Launceston’s Melissa Sutczak said now there’s a National Disability Insurance Scheme (NDIS), Australians with disability are much better placed to be supported in the workplace and to enjoy more fulfilling careers.
The wife and mum of one, who is deaf, says the supports she has received through her NDIS plan and inclusive employers has been life-changing, personally, and professionally.
‘From my experience employers are willing to adapt their workplaces,’ Melissa said.
‘I think the tide is turning and I encourage people to see what supports the NDIS can offer so they can work towards and fulfil their career goals.
‘I did. For the first time I had reliable hearing aids. It meant I could take calls and even connect with family long distance,’ Melissa said.
‘I also received a few other pieces of assistive technology to support me at work and each employer has been happy to accommodate my needs. My experience has been amazing.’
Melissa said her biggest goal was to keep working full-time. Now she can.
‘If I take my hearing aids out, I am profoundly deaf. The technology I’ve received has just been life changing,’ she said.
‘Prior to the NDIS I couldn’t even make phone calls. I avoided them. I hated them with a passion. Now it’s so easy, my hearing aids connect via
Bluetooth to my iPhone.
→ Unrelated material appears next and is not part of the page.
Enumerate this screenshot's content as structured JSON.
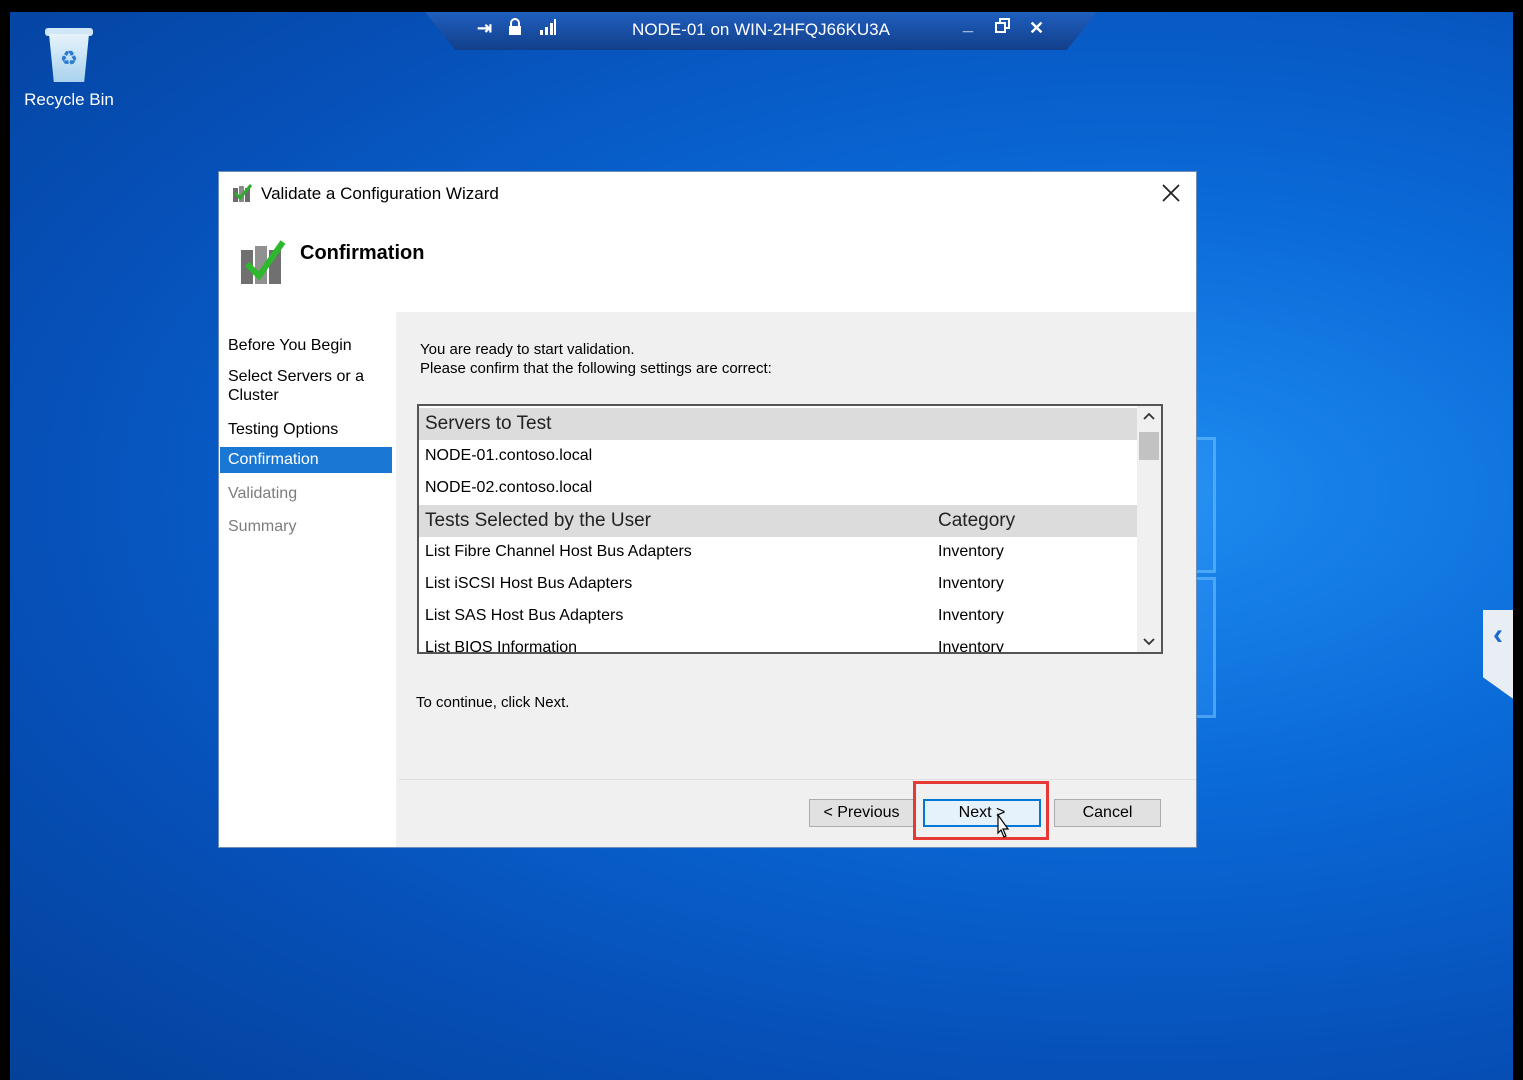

I just press a little button at the side and say, ‘Hi. Mel speaking’ and away I go.’
Melissa also has a Roger Pen. It’s a small device she can hold, wear, or place in the centre of a table when she’s in a meeting. It picks up a person's voice sending it straight to her hearing aids. It also removes background noise so Melissa can hear clearly.
Prior to the NDIS Melissa said she faced several challenges without the right equipment.
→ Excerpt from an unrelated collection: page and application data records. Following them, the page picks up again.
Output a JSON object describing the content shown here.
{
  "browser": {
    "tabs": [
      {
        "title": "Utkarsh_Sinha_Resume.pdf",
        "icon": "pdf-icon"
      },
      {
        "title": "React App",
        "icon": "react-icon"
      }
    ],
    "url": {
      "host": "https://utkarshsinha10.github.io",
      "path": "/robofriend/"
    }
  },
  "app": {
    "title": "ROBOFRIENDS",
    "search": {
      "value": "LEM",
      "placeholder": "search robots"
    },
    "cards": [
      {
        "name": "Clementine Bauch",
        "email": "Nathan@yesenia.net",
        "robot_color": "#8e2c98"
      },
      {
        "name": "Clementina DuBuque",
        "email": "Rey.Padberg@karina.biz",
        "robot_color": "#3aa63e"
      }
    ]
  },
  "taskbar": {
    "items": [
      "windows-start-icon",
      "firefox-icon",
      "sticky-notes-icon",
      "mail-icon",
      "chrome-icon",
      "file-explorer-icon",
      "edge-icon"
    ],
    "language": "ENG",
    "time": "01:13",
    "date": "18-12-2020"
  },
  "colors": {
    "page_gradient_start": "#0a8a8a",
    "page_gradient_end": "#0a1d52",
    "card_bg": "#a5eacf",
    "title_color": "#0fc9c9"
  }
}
‘When I first started work there was no funding for me. Money was scarce. I had no other choice but to take out personal loan after personal loan to pay for my hearing aids and other equipment to support me to work,’ she said.
‘My hearing aids would constantly break. They weren’t doing their job. I’m so grateful my NDIS plan covers their cost and any repairs.’
Able to progress her career with the right supports, Melissa loves her current job.
‘I’ve gone from waitressing back in the day to being a support worker. Now I’m a Multicap Tasmania team leader. I supervise staff and participants in the Community Access Tamar Street Hub in Launceston. I also step in as acting manager at times,’ she said.
‘I love working in the disability sector. My colleagues and clients are great and the support I’ve had from management is second to none.
‘I’d like people to know I’ve come across several inclusive employers, so if you’ve got the skills and knowledge, and you’re upfront in your interview about the supports you need to do the job, you may be pleasantly surprised.’
Melissa said she remembers years ago she went for a waitressing job.
‘I was very forthcoming in my interview. I had experience, but I was hard of hearing,’ she said.
‘I explained how good I would be at the job and how as an employer, they could support me to do the job well.
‘I said I had a pager I could wear on my belt at work. Then if they paged me from the kitchen or installed a light to go off above the kitchen door, it would work.
‘I knew what I needed to help me do the job. They were open to it, so they hired me,’ Melissa said.
‘Now when I assist with interviews, I prefer people to be upfront about their support needs so as an inclusive employer, we can understand their needs and properly support them.
‘People need to remember your disability doesn’t define you. It’s your skills, knowledge, and you as a person. If you’re the right fit for the job, you’ll get it,’ Melissa added.